So what’s the real root of the problem? Money. According to recent surveys, PCPs earn about half the salary of dermatologists and an even smaller fraction of an average cardiologist’s pay. With medical school debt routinely reaching $200,000, Dr. O’Malley and other analysts say, many doctors simply can’t afford to go into primary care.
“It all comes down to payment, basically,” she says. “At present, our payment system for physician services and for medical procedures is quite skewed. It overcompensates for certain types of diagnostics and procedures, and it undercompensates for the more cognitive type of care that primary-care providers provide.”
The Road Ahead
Fortunately, some relief is trickling in. One measure strongly supported by SHM and included in the Affordable Care Act is a 10% Medicare reimbursement bonus for primary care delivered by qualified doctors, slated to begin next year. In June, U.S. Department of Health and Human Services Secretary Kathleen Sebelius announced a separate, $250 million initiative to boost the primary-care workforce. The money would help train PCPs by creating more residency slots, and offer new support for physician assistants, nurses, and nurse practitioners. Among the measures included in last year’s stimulus package, an expansion of the National Health Service Corps will provide more debt-relief opportunities for PCPs. And in mid-September, HHS tapped stimulus funds to award another $50.3 million for primary care training programs and loan repayment.

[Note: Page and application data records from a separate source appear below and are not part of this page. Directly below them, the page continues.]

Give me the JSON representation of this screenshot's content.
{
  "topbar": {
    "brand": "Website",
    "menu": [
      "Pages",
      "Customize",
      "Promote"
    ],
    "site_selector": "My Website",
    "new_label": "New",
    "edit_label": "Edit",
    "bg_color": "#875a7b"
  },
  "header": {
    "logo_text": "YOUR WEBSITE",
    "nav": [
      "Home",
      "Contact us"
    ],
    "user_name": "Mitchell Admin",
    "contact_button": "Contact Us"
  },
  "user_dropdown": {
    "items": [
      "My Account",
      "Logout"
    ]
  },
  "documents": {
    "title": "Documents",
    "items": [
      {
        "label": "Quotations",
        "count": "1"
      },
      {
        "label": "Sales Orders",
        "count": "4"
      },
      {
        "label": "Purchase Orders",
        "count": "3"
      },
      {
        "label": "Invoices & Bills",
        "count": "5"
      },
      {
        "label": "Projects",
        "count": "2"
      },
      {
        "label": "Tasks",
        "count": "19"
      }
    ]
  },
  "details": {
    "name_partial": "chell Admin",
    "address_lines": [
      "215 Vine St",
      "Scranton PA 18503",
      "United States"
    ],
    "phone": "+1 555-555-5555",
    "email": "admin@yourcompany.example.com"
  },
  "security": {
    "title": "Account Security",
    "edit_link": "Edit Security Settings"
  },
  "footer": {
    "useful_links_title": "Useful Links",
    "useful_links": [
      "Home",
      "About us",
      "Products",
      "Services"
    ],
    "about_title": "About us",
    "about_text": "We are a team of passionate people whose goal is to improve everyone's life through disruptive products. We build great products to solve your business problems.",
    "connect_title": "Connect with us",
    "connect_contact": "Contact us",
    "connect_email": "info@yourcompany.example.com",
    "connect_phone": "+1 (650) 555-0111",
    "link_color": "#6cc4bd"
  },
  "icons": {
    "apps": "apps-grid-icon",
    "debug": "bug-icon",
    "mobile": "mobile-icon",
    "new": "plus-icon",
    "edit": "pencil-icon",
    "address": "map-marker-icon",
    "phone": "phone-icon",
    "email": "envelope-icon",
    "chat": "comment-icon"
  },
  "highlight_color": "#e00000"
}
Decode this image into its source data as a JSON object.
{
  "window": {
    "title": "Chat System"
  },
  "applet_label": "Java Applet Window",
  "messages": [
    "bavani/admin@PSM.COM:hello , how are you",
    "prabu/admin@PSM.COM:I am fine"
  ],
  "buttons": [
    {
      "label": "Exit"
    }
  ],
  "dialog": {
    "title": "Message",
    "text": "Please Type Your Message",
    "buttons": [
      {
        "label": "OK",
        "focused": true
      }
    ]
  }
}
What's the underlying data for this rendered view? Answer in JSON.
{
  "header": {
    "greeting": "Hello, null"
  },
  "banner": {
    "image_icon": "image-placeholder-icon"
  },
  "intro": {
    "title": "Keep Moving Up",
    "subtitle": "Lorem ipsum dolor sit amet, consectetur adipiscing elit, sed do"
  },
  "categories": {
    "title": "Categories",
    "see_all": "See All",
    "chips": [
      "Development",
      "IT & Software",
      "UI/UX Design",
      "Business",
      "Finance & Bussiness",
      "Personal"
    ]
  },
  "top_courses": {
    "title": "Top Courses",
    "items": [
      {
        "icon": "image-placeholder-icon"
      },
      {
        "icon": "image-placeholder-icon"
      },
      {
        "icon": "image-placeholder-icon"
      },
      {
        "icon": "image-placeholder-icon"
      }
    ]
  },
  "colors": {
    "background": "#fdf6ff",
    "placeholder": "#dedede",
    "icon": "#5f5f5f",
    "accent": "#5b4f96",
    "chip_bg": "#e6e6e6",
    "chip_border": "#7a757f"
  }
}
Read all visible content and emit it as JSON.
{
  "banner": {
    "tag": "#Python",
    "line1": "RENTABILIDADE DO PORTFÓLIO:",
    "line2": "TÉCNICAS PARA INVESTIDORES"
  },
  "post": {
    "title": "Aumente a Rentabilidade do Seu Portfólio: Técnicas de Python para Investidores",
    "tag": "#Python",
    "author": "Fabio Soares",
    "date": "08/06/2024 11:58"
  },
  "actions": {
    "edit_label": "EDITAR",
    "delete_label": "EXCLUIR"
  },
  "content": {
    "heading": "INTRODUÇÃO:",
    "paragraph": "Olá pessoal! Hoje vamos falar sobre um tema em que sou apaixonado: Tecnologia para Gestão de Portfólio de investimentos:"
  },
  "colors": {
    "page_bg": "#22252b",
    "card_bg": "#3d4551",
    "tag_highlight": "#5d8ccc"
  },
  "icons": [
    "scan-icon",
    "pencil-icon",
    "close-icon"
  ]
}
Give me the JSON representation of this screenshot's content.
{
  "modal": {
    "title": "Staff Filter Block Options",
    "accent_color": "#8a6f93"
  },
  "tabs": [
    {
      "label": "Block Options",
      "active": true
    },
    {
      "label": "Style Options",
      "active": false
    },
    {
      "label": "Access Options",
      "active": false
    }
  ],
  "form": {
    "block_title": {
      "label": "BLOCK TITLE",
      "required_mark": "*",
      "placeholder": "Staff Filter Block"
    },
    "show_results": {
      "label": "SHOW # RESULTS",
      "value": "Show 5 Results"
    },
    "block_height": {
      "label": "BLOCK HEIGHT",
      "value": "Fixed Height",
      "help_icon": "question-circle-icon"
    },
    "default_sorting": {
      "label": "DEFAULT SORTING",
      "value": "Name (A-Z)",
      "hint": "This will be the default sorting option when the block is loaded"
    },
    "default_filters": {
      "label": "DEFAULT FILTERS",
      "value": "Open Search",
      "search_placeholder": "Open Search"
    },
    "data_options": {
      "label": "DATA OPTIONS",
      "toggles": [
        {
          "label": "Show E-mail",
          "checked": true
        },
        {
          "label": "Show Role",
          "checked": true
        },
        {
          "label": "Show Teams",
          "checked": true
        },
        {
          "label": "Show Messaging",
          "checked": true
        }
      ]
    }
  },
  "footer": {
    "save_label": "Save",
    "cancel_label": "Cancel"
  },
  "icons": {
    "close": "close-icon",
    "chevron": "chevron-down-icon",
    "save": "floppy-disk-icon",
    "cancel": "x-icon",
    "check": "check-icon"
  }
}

The Obama administration has claimed its combined actions “will support the training and development of more than 16,000 new primary-care providers over the next five years,” according to a June 16 HHS press release.
Observers say those measures alone are unlikely to be enough to stem the tide, however. “It’s definitely a step in the right direction,” Dr. O’Malley says of the Medicare bonus. “I don’t think it’s going to solve the primary-care workforce issue, because a 10% bonus, given how low primary-care physician salaries are compared to their specialist counterparts, is not going to be that much of an increase. Among the physicians that I’ve talked to and other healthcare providers, few feel that that’s sufficient enough to really encourage a lot of people to pursue primary care.”
Several other efforts now underway might help:
- Texas Tech University Health Sciences Center unveiled a new Family Medicine Accelerated Track program, which will allow primary-care medical students to complete a degree in three years. Certain students will receive a one-year scholarship, meaning that overall debt for some could be half that of the standard four-year program.
- Reid Hospital and Health Care Services in Richmond, Ind., successfully reversed a downward trend in primary-care referrals by forming its own nonprofit subsidiary corporation, Reid Physician Associates. The nonprofit will include about 50 employed outpatient providers by year’s end to complement the 233-bed hospital’s inpatient staff.
- Danville, Pa.-based Geisinger Health System has begun paying the salaries of extra nurses for both in-network and independent primary-care practices. The nurses manage patients’ chronic conditions, ensure that they are following prescribed treatments, and communicate with hospitalists and other providers about transitions of care. Although still in its early stages, the experiment suggests the nurses are helping to spot problems, prevent unnecessary hospitalizations, and save money.
The Geisinger experiment is among the first steps toward a patient-centered medical home model of care. An eventual Medicare-led expansion of such medical homes and accountable-care organizations, now in the early experimental stages, could provide even more direct support to PCPs. To be successful, though, Dr. O’Malley says the models will need to focus on paying providers fairly for the value they bring to the system. “Obviously, payment reform is what we need if we’re ever going to develop a sustainable primary-care workforce in this country,” she says. TH